Summer Seminar Helps Teachers Add New Content, Methods
JUNE 29, 2007--K-12 teachers in St. Croix and Pierce counties are gaining fresh ideas for curriculum content and new teaching methods in their classroom at a two-week summer workshop at the University of Wisconsin-River Falls.
The workshop is hosted at UWRF and funded by a grant from the federal Elementary and Secondary Education Act, which provides professional development for educators.
Teachers can earn graduate academic credit and are taught by faculty from the UWRF College of Arts and Sciences, College of Education and Professional Studies, and the College of Business, as well as peer K-12 teachers.
For the past three years, UWRF has offered the seminars to teachers in less populated, northern Wisconsin counties where professional development opportunities are not readily available. Now for the first time the seminars are being offered in this region.
Mary Manke, associate dean of the college of education and professional studies, said that it was time to "bring the project home" for local teachers.
Some 37 teachers from Prescott, Ellsworth, River Falls, St. Croix Central, Hudson, Somerset and Osceola were invited to attend the seminar to introduce new content to use in classrooms through techniques called "backward design" and to enhance learning for all students through "differentiated instruction."
Backward design means that teachers first decide what concepts the students will learn and then design the classroom activities to teach students those concepts. Traditionally teachers begin by planning activities for their classes and then plan concepts to teach around those activities.

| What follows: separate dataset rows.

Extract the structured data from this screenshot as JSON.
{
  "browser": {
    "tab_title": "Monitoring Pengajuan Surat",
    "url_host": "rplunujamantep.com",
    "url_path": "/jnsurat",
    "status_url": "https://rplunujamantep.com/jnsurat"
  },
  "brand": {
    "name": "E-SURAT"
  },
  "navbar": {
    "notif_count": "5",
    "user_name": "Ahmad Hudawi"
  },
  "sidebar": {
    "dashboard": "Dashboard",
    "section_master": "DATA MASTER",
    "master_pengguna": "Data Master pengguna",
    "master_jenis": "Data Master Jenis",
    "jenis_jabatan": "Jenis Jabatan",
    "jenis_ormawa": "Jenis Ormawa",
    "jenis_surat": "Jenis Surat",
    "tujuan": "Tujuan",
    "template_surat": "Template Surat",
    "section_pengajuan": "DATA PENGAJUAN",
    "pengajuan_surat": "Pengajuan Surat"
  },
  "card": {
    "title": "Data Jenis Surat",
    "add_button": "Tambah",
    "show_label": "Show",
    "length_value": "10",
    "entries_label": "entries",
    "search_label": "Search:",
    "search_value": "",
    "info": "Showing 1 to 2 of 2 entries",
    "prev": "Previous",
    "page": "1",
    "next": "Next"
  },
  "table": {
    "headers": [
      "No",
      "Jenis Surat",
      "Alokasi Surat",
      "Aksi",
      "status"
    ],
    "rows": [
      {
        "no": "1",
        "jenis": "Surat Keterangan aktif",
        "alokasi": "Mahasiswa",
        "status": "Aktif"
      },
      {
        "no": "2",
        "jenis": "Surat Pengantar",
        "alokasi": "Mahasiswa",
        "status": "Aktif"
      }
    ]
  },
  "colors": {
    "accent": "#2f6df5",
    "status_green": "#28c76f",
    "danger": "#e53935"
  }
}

Differentiated instruction is a process to approach teaching and learning for students of differing abilities in the same class. The process recognizes the diversity of students' background knowledge, readiness, language, preferences in learning, interests, and ability to react responsively. The intent of differentiated instruction is to maximize each student's growth and individual success by meeting or assisting each student at where he or she is in the learning process.
Combining backward design with differentiated instruction helps teachers adapt instruction so all kids along the spectrum of abilities are able to benefit from the unit, Manke said.
The first week of the seminar focused on new, exciting content to apply in classrooms from new studies, current literature and other timely materials available in their content areas.
In the second week, teachers used backward design and differentiated instruction to plan units for use in their classrooms.
The workshop will offered next summer to selected districts, Manke said.
Thursday, 22-Apr-2010 16:08:23 Central Daylight Time
University of Wisconsin - River Falls